Condominium and homeowners associations in Connecticut must adhere to the laws in their state. But, what are the Connecticut HOA laws you should know?
To form a common interest community in Connecticut, associations must create a declaration and community rules. These documents must be filed in the government office where every portion of the community is located. A community’s declaration must consist of several items, including but not limited to:
The Connecticut Condominium Act of 1976 controls the creation, management, authority, and operation of condominium associations established prior to January 1, 1984. You will find this Act within the Connecticut General Statutes.
The Connecticut Common Interest Ownership Act oversees the formation, alteration, termination, sale, and management of common interest communities established after January 1, 1984. This includes homeowners associations, condominiums, and cooperatives. Some sections of this Act also apply to communities established prior to January 1, 1984.
You can find this Act within Conn. Gen. Stat. Sections 47-200 through 47-299.
When it comes to corporate procedure and structure, associations should look to the Connecticut Revised Nonstock Corporation Act. This Act governs nonstock corporations, which a majority of condominium and homeowners associations fall under. It consists of 15 parts, each one divided further into sections.
According to Section 47-261e of the Connecticut General Statutes, homeowners associations have the power to propose special assessments. But, for any assessment exceeding 15 percent of the previous year’s budget, the HOA board will require approval from the membership. The vote must take place at a meeting where there is a quorum.
The board must notify homeowners of the meeting at least 10 days but not more than 60 days prior to the meeting. This same stipulation applies if the board adopts a special assessment that does not require approval.
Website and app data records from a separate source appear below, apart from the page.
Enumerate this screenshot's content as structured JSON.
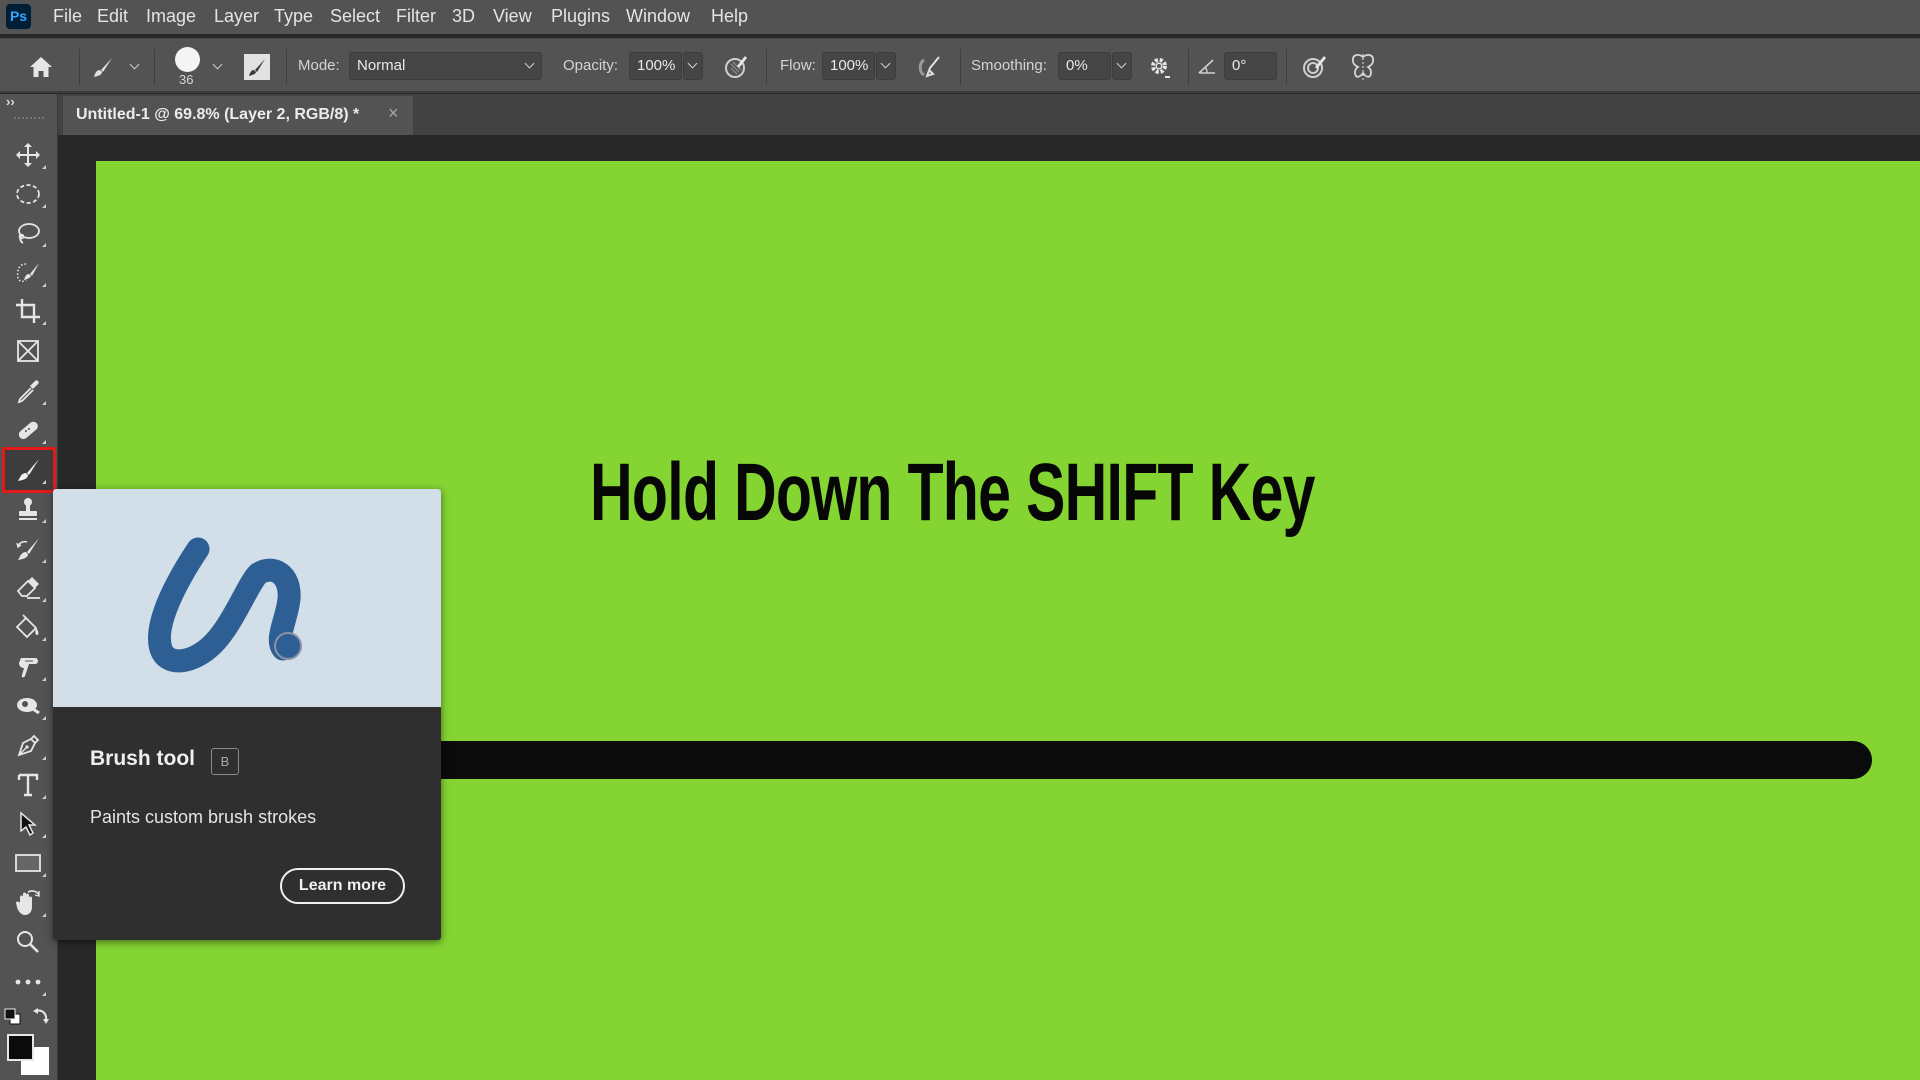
{
  "app": {
    "logo": "Ps",
    "menu": [
      "File",
      "Edit",
      "Image",
      "Layer",
      "Type",
      "Select",
      "Filter",
      "3D",
      "View",
      "Plugins",
      "Window",
      "Help"
    ]
  },
  "options_bar": {
    "brush_size": "36",
    "mode_label": "Mode:",
    "mode_value": "Normal",
    "opacity_label": "Opacity:",
    "opacity_value": "100%",
    "flow_label": "Flow:",
    "flow_value": "100%",
    "smoothing_label": "Smoothing:",
    "smoothing_value": "0%",
    "angle_value": "0°",
    "icons": [
      "home-icon",
      "brush-preset-icon",
      "brush-tip-icon",
      "brush-settings-panel-icon",
      "pressure-opacity-icon",
      "airbrush-icon",
      "smoothing-settings-icon",
      "angle-icon",
      "pressure-size-icon",
      "symmetry-icon"
    ]
  },
  "document_tab": {
    "title": "Untitled-1 @ 69.8% (Layer 2, RGB/8) *",
    "close": "×"
  },
  "toolbar": {
    "collapse": "››",
    "tools": [
      {
        "name": "move-tool",
        "icon": "move-icon"
      },
      {
        "name": "marquee-tool",
        "icon": "elliptical-marquee-icon"
      },
      {
        "name": "lasso-tool",
        "icon": "lasso-icon"
      },
      {
        "name": "quick-selection-tool",
        "icon": "quick-selection-icon"
      },
      {
        "name": "crop-tool",
        "icon": "crop-icon"
      },
      {
        "name": "frame-tool",
        "icon": "frame-icon"
      },
      {
        "name": "eyedropper-tool",
        "icon": "eyedropper-icon"
      },
      {
        "name": "healing-brush-tool",
        "icon": "bandage-icon"
      },
      {
        "name": "brush-tool",
        "icon": "brush-icon",
        "selected": true
      },
      {
        "name": "clone-stamp-tool",
        "icon": "stamp-icon"
      },
      {
        "name": "history-brush-tool",
        "icon": "history-brush-icon"
      },
      {
        "name": "eraser-tool",
        "icon": "eraser-icon"
      },
      {
        "name": "paint-bucket-tool",
        "icon": "paint-bucket-icon"
      },
      {
        "name": "smudge-tool",
        "icon": "smudge-icon"
      },
      {
        "name": "dodge-tool",
        "icon": "dodge-icon"
      },
      {
        "name": "pen-tool",
        "icon": "pen-icon"
      },
      {
        "name": "type-tool",
        "icon": "type-icon"
      },
      {
        "name": "path-selection-tool",
        "icon": "arrow-icon"
      },
      {
        "name": "rectangle-tool",
        "icon": "rectangle-icon"
      },
      {
        "name": "hand-tool",
        "icon": "hand-icon"
      },
      {
        "name": "zoom-tool",
        "icon": "magnifier-icon"
      },
      {
        "name": "more-tools",
        "icon": "ellipsis-icon"
      }
    ],
    "foreground_color": "#0b0b0b",
    "background_color": "#ffffff"
  },
  "canvas": {
    "background_color": "#84d432",
    "text": "Hold Down The SHIFT Key",
    "stroke_color": "#0b0b0b"
  },
  "tooltip": {
    "title": "Brush tool",
    "shortcut": "B",
    "description": "Paints custom brush strokes",
    "learn_more": "Learn more",
    "illustration_color": "#2e5f94"
  },
  "colors": {
    "ui_panel": "#535353",
    "highlight": "#e21a1a"
  }
}
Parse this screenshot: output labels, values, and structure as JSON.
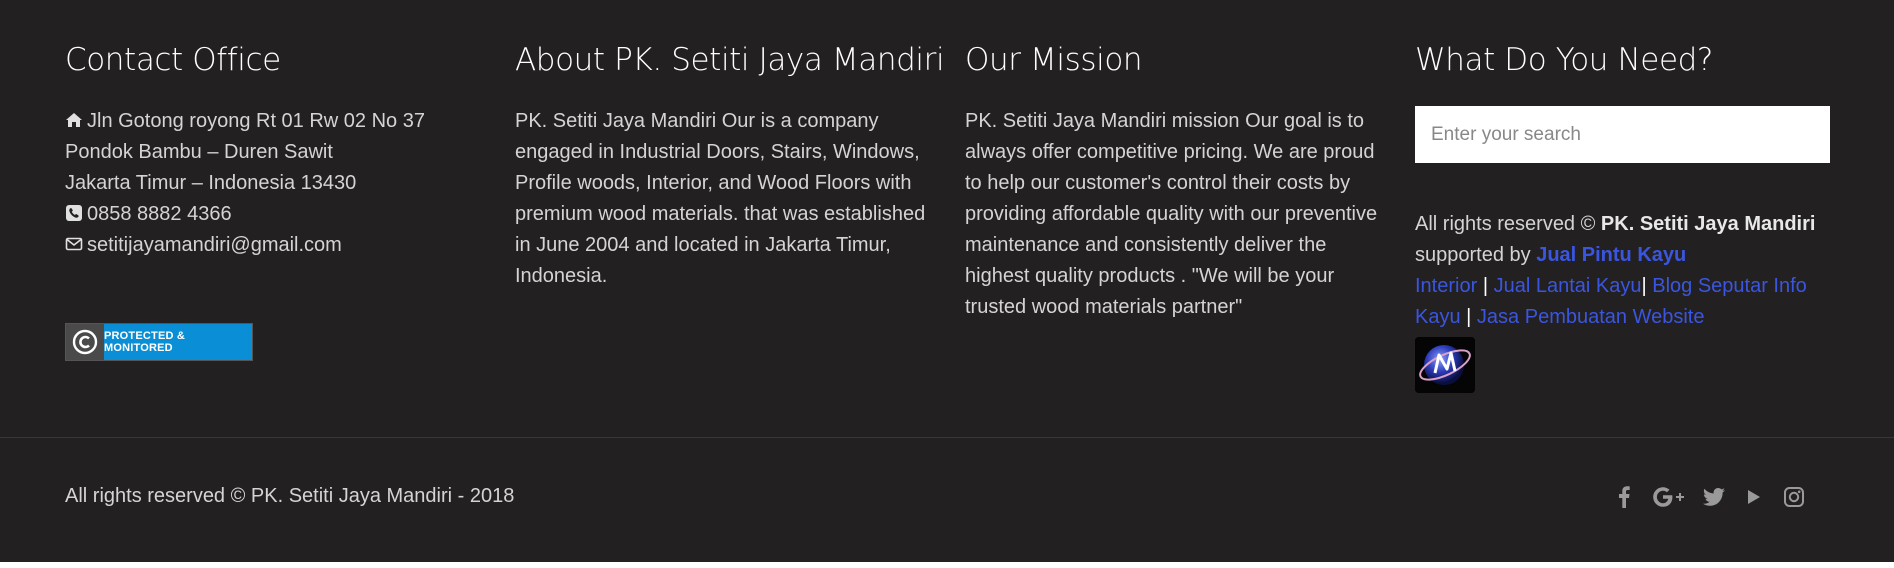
{
  "contact": {
    "heading": "Contact Office",
    "address_line1": "Jln Gotong royong Rt 01 Rw 02 No 37",
    "address_line2": "Pondok Bambu – Duren Sawit",
    "address_line3": "Jakarta Timur – Indonesia 13430",
    "phone": "0858 8882 4366",
    "email": "setitijayamandiri@gmail.com",
    "badge_text": "PROTECTED & MONITORED"
  },
  "about": {
    "heading": "About PK. Setiti Jaya Mandiri",
    "lines": [
      "PK. Setiti Jaya Mandiri Our is a company",
      "engaged in Industrial Doors, Stairs, Windows,",
      "Profile woods, Interior, and Wood Floors with",
      "premium wood materials. that was established",
      "in June 2004 and located in Jakarta Timur,",
      "Indonesia."
    ]
  },
  "mission": {
    "heading": "Our Mission",
    "lines": [
      "PK. Setiti Jaya Mandiri mission Our goal is to",
      "always offer competitive pricing. We are proud",
      "to help our customer's control their costs by",
      "providing affordable quality with our preventive",
      "maintenance and consistently deliver the",
      "highest quality products . \"We will be your",
      "trusted wood materials partner\""
    ]
  },
  "need": {
    "heading": "What Do You Need?",
    "search_placeholder": "Enter your search",
    "rights_prefix": "All rights reserved ©",
    "rights_company": "PK. Setiti Jaya Mandiri",
    "supported_by": "supported by",
    "link1a": "Jual Pintu Kayu",
    "link1b": "Interior",
    "sep1": "|",
    "link2": "Jual Lantai Kayu",
    "sep2": "|",
    "link3a": "Blog Seputar Info",
    "link3b": "Kayu",
    "sep3": "|",
    "link4": "Jasa Pembuatan Website"
  },
  "footer": {
    "copyright": "All rights reserved © PK. Setiti Jaya Mandiri - 2018"
  },
  "social": [
    "facebook-icon",
    "google-plus-icon",
    "twitter-icon",
    "youtube-icon",
    "instagram-icon"
  ],
  "colors": {
    "background": "#232021",
    "link": "#3a56e0",
    "badge_blue": "#0a8fd6"
  }
}
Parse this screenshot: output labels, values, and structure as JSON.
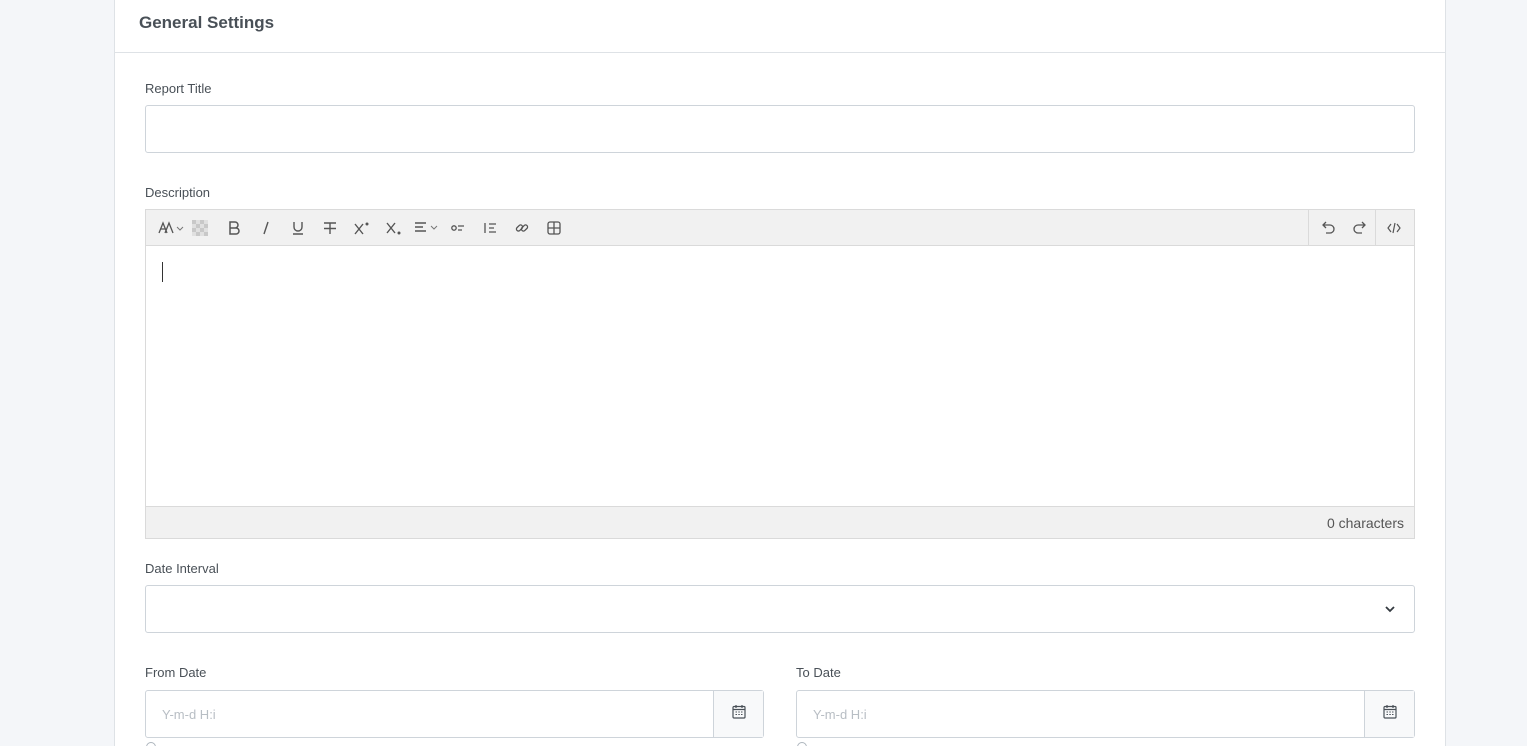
{
  "card": {
    "title": "General Settings"
  },
  "form": {
    "report_title": {
      "label": "Report Title",
      "value": ""
    },
    "description": {
      "label": "Description",
      "char_count": "0 characters",
      "toolbar_left": [
        "font-size-icon",
        "color-picker-icon",
        "bold-icon",
        "italic-icon",
        "underline-icon",
        "strikethrough-icon",
        "superscript-icon",
        "subscript-icon",
        "align-icon",
        "bullet-list-icon",
        "numbered-list-icon",
        "link-icon",
        "table-icon"
      ],
      "toolbar_right": [
        "undo-icon",
        "redo-icon",
        "code-view-icon"
      ]
    },
    "date_interval": {
      "label": "Date Interval",
      "value": ""
    },
    "from_date": {
      "label": "From Date",
      "placeholder": "Y-m-d H:i"
    },
    "to_date": {
      "label": "To Date",
      "placeholder": "Y-m-d H:i"
    }
  }
}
Members have a right to request and inspect associations records as stipulated in Conn. Gen. Stat. Section 47-260. Association records include but are not limited to the following:
In terms of Fair Housing HOA laws in Connecticut, associations must check the Connecticut Human Rights and Opportunities Law. Under this law, associations can’t discriminate against persons based on their race, color, ancestry, national origin, creed, sex, gender identity, gender expression, age, marital status, familial status, veteran status, or source of income. This relates to discrimination when it comes to housing opportunities and works similarly to the federal Fair Housing Act.
Section 46a-64 of the Connecticut Human Rights and Opportunities Law also provides protection against discriminatory public accommodations practices. It applies mostly to the common areas of a community and works similarly to the Americans with Disabilities Act.